→ **What you should do**
Output the records. Match them exactly.

→ **Recorded information**

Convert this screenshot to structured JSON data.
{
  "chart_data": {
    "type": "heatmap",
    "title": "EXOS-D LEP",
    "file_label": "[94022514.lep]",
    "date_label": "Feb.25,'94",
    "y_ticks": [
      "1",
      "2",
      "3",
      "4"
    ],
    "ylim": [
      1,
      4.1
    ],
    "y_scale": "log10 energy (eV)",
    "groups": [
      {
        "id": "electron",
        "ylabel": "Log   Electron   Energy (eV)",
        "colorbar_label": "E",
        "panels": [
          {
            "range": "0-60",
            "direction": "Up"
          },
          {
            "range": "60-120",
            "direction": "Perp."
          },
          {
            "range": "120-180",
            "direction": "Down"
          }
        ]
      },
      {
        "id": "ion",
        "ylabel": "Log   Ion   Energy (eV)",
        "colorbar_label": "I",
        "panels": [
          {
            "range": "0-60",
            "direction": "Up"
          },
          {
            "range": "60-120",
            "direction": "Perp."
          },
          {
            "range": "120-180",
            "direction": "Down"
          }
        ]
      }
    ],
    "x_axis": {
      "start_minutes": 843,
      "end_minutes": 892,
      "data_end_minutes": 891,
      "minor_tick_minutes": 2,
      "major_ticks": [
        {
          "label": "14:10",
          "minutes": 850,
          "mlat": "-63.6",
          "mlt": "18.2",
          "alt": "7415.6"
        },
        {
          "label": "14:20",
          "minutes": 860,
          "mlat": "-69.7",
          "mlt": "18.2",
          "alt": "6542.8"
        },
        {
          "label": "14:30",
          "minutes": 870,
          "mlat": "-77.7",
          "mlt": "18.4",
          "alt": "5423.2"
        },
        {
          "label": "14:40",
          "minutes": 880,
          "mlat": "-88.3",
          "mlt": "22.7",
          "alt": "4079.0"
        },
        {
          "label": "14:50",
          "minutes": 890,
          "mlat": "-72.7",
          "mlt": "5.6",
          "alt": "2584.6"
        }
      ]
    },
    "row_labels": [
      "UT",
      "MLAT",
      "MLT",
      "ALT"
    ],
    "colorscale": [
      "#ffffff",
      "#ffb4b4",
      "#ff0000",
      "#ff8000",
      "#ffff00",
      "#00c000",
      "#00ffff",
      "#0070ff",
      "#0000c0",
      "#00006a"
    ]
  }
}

→ **Expected answer**
Convert this screenshot to structured JSON data.
{
  "chart_data": {
    "type": "heatmap",
    "title": "EXOS-D LEP",
    "file_label": "[94022514.lep]",
    "date_label": "Feb.25,'94",
    "y_ticks": [
      "1",
      "2",
      "3",
      "4"
    ],
    "ylim": [
      1,
      4.1
    ],
    "y_scale": "log10 energy (eV)",
    "groups": [
      {
        "id": "electron",
        "ylabel": "Log   Electron   Energy (eV)",
        "colorbar_label": "E",
        "panels": [
          {
            "range": "0-60",
            "direction": "Up"
          },
          {
            "range": "60-120",
            "direction": "Perp."
          },
          {
            "range": "120-180",
            "direction": "Down"
          }
        ]
      },
      {
        "id": "ion",
        "ylabel": "Log   Ion   Energy (eV)",
        "colorbar_label": "I",
        "panels": [
          {
            "range": "0-60",
            "direction": "Up"
          },
          {
            "range": "60-120",
            "direction": "Perp."
          },
          {
            "range": "120-180",
            "direction": "Down"
          }
        ]
      }
    ],
    "x_axis": {
      "start_minutes": 843,
      "end_minutes": 892,
      "data_end_minutes": 891,
      "minor_tick_minutes": 2,
      "major_ticks": [
        {
          "label": "14:10",
          "minutes": 850,
          "mlat": "-63.6",
          "mlt": "18.2",
          "alt": "7415.6"
        },
        {
          "label": "14:20",
          "minutes": 860,
          "mlat": "-69.7",
          "mlt": "18.2",
          "alt": "6542.8"
        },
        {
          "label": "14:30",
          "minutes": 870,
          "mlat": "-77.7",
          "mlt": "18.4",
          "alt": "5423.2"
        },
        {
          "label": "14:40",
          "minutes": 880,
          "mlat": "-88.3",
          "mlt": "22.7",
          "alt": "4079.0"
        },
        {
          "label": "14:50",
          "minutes": 890,
          "mlat": "-72.7",
          "mlt": "5.6",
          "alt": "2584.6"
        }
      ]
    },
    "row_labels": [
      "UT",
      "MLAT",
      "MLT",
      "ALT"
    ],
    "colorscale": [
      "#ffffff",
      "#ffb4b4",
      "#ff0000",
      "#ff8000",
      "#ffff00",
      "#00c000",
      "#00ffff",
      "#0070ff",
      "#0000c0",
      "#00006a"
    ]
  }
}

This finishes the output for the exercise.